LIGHTNING GROUND PLATES:
A good Ground requires a direct and permanent immersion in seawater. It must also have sufficient area, mass, and edging to adequately dissipate the strike energy. Electrical
energy dissipates better through edges and points, that it does through flat surfaces.
Minimum design criteria for this ground plate by ABYC-E4 standards are:
• Minimum area – one square foot totally submerged for salt water
(more for fresh water)
• A Ground Strip is preferred to a rectangular plate.*
• Thickness – minimum of 3/16"
• Width – minimum of 3/4" (for a grounding strip)
• Materials – copper, copper alloy, stainless steel
or aluminum. (others have suggested adding monel or navel bronze)
Other important guidelines relative to designing the external ground plate are:
(1) the ground plate should be located as close to directly under the down conductor (mast) as possible;
(2) the edges must be sharp and exposed, and not caulked or faired into the adjoining hull surface;
(3) *the grounding strip, if used, should extend from directly below the mast
towards the stern and be electrically connected to the aft end of the engine
(a minimum strip length of 48" is recommended, with an appropriate width to yield at least 1 sq. ft of area); and
(4) a pair of thru-bolts should be installed at each end of the strip to prevent it from twisting.
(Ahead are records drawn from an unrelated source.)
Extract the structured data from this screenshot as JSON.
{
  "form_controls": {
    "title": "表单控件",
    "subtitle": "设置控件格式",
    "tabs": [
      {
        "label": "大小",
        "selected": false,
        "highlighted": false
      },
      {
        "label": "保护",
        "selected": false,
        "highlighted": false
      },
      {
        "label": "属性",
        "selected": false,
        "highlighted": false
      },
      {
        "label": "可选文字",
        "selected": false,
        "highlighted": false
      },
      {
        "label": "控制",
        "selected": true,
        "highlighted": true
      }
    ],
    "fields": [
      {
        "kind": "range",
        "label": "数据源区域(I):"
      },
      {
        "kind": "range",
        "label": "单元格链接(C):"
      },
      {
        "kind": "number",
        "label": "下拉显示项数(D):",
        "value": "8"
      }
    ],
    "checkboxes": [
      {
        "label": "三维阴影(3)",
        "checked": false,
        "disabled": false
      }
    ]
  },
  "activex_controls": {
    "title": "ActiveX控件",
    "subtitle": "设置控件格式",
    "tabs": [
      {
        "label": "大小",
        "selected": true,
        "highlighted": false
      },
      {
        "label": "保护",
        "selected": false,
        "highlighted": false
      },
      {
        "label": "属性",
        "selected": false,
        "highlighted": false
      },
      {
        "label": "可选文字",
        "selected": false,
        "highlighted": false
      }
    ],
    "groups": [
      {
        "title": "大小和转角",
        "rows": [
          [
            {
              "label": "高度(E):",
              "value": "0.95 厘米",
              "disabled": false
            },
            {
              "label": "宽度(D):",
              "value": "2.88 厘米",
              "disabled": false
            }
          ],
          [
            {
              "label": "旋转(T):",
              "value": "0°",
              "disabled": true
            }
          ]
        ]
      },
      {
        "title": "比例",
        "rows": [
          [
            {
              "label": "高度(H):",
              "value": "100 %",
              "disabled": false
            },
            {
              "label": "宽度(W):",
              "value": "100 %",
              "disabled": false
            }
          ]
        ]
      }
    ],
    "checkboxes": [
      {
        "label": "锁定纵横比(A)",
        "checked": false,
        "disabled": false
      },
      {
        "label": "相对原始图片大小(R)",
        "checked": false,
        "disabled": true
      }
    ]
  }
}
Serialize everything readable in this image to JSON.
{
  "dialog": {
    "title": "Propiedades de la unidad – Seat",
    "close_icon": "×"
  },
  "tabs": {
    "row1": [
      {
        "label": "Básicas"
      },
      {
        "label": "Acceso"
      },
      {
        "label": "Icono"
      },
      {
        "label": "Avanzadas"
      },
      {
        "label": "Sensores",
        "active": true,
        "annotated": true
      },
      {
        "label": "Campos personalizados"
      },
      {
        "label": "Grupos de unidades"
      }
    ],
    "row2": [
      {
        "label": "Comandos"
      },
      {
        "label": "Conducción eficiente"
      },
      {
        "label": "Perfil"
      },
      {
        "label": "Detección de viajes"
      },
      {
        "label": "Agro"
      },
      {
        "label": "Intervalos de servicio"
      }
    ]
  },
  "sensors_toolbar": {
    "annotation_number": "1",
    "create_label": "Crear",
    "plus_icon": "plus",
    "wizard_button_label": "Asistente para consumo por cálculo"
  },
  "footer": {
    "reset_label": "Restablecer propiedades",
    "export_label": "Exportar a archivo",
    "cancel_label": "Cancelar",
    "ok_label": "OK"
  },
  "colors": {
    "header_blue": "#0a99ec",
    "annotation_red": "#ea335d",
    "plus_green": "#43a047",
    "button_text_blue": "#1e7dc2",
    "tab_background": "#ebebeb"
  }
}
Intermediate bolts may be used as necessary.
Ewen Thomson, Ph.D (Marine Lightning
Protection Inc): http://www.marinelightning.com/
“Lightning& Sailboats” Florida Sea Grant
“A Critical Assessment of the U.S. Code for Lightning
Protection of Boats”
IEEE - Transactions on Electromagnetic Compatibility
“Comments on ProBoat Article”
In the December/January 2003/2004 issue of Professional Boatbuilder , pages 26 - 43, Nigel Calder gives a comprehensive analysis of lightning protection. While Calder's article was particularly well written and accurate, we felt that some of his scientific comments could benefit from some elaboration. Specifically, the role of ground plate edges has suffered from a drift in interpretation over time. Consequently, we submitted a letter that was subsequently published in the 2004 April/May issue, pages 4 - 6. The exchange concerning lightning dissipaters on pages 6 - 10 is also well worth reading.
Lightning Grounding Systems - Basic Theory & Practice ~ by Johnathan Klopman
ABYC ~ “LIGHTNING PROTECTION” - Standard E-4